What to produce ▸
Go through the material and tally the lines containing the string "JSON". Give the total alone.

** Record excerpts follows **

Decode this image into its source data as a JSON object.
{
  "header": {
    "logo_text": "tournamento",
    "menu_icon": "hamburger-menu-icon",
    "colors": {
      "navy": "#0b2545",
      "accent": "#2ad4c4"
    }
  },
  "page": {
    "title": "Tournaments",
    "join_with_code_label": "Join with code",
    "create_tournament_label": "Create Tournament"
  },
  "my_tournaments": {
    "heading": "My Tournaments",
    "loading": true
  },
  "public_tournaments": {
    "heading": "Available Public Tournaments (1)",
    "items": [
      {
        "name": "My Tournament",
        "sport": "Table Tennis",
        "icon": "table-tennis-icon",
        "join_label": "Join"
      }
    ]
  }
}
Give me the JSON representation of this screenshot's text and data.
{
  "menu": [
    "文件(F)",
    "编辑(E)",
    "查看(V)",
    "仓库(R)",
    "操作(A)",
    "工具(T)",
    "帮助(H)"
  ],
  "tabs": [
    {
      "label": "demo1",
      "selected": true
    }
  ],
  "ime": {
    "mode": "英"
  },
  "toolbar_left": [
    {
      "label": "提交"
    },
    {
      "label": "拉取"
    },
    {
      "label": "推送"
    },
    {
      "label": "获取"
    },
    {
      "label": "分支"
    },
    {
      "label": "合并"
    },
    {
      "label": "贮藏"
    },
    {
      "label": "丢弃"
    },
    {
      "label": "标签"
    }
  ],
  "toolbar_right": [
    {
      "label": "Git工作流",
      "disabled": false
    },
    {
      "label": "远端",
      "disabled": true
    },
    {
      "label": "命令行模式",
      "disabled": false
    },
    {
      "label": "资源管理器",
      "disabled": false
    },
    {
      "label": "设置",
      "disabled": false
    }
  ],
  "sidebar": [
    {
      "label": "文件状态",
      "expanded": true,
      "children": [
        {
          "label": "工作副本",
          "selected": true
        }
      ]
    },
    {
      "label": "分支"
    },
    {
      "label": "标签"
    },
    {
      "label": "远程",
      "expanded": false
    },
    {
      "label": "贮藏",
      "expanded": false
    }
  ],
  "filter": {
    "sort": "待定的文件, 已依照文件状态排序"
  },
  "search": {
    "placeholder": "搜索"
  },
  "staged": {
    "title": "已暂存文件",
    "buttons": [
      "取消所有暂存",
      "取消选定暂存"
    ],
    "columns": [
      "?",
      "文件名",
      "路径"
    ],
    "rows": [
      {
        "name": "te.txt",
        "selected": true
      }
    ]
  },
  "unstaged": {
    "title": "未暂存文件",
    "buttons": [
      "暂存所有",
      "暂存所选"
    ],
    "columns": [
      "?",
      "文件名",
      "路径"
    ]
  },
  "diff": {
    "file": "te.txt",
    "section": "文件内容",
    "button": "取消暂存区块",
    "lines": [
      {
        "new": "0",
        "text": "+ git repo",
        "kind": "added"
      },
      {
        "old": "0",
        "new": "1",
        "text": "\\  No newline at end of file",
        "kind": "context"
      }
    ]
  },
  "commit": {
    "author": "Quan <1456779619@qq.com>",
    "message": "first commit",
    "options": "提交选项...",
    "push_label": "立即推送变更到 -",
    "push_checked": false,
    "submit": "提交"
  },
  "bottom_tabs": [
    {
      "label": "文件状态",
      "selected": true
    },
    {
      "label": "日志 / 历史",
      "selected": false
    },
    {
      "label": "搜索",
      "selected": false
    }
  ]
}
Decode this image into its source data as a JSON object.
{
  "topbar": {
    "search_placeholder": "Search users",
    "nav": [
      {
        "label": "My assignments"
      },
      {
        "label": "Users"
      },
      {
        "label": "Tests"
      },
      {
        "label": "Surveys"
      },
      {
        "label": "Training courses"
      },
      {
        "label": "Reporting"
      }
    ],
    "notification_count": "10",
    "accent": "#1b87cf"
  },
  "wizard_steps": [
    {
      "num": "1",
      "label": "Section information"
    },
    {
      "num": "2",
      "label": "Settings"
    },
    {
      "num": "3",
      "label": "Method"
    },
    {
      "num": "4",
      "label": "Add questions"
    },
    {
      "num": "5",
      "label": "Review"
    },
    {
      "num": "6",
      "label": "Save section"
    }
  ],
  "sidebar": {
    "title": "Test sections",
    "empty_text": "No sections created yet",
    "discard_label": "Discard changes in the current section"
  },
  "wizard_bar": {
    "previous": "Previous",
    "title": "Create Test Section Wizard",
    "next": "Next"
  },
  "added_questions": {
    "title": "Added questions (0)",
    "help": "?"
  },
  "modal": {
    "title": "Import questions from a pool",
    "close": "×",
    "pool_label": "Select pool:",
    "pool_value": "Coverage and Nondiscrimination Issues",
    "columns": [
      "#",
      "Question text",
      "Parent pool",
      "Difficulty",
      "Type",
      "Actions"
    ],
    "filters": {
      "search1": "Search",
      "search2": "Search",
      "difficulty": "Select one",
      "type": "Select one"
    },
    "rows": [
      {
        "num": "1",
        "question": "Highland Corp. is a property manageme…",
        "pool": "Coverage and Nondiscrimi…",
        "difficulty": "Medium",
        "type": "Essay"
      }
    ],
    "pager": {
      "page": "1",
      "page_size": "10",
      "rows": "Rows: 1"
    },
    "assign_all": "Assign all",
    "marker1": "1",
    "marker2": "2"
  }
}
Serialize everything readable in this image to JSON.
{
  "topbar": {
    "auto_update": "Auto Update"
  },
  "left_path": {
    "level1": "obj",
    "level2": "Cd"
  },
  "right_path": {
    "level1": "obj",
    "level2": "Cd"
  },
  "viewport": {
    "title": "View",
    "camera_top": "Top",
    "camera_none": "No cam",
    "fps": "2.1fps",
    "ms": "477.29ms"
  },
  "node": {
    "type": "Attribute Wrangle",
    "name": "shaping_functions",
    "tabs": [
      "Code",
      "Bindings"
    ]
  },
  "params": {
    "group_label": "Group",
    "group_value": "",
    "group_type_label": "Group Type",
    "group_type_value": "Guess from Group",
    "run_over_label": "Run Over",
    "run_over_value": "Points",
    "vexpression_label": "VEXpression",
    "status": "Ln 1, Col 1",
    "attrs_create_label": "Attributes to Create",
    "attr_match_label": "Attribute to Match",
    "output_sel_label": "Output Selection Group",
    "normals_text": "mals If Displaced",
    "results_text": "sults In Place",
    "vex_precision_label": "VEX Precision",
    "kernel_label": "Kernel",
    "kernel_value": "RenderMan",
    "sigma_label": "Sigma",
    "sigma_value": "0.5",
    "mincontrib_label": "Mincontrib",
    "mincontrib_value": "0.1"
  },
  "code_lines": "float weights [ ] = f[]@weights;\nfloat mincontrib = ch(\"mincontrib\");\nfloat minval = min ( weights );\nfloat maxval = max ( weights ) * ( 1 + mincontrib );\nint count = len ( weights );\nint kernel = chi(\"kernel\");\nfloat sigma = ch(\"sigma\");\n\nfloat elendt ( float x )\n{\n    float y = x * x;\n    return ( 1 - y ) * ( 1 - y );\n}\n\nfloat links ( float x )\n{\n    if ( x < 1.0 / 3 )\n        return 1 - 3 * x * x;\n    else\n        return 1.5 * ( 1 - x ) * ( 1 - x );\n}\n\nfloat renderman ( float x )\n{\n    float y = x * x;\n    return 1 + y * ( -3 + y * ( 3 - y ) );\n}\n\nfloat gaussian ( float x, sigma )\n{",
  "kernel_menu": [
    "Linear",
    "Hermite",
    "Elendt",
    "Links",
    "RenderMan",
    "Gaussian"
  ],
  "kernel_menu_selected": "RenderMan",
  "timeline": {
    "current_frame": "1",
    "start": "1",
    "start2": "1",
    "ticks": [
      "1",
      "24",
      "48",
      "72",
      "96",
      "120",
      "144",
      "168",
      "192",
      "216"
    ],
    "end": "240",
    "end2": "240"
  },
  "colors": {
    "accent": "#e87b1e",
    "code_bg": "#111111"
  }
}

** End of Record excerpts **

Exercise solution ▸
4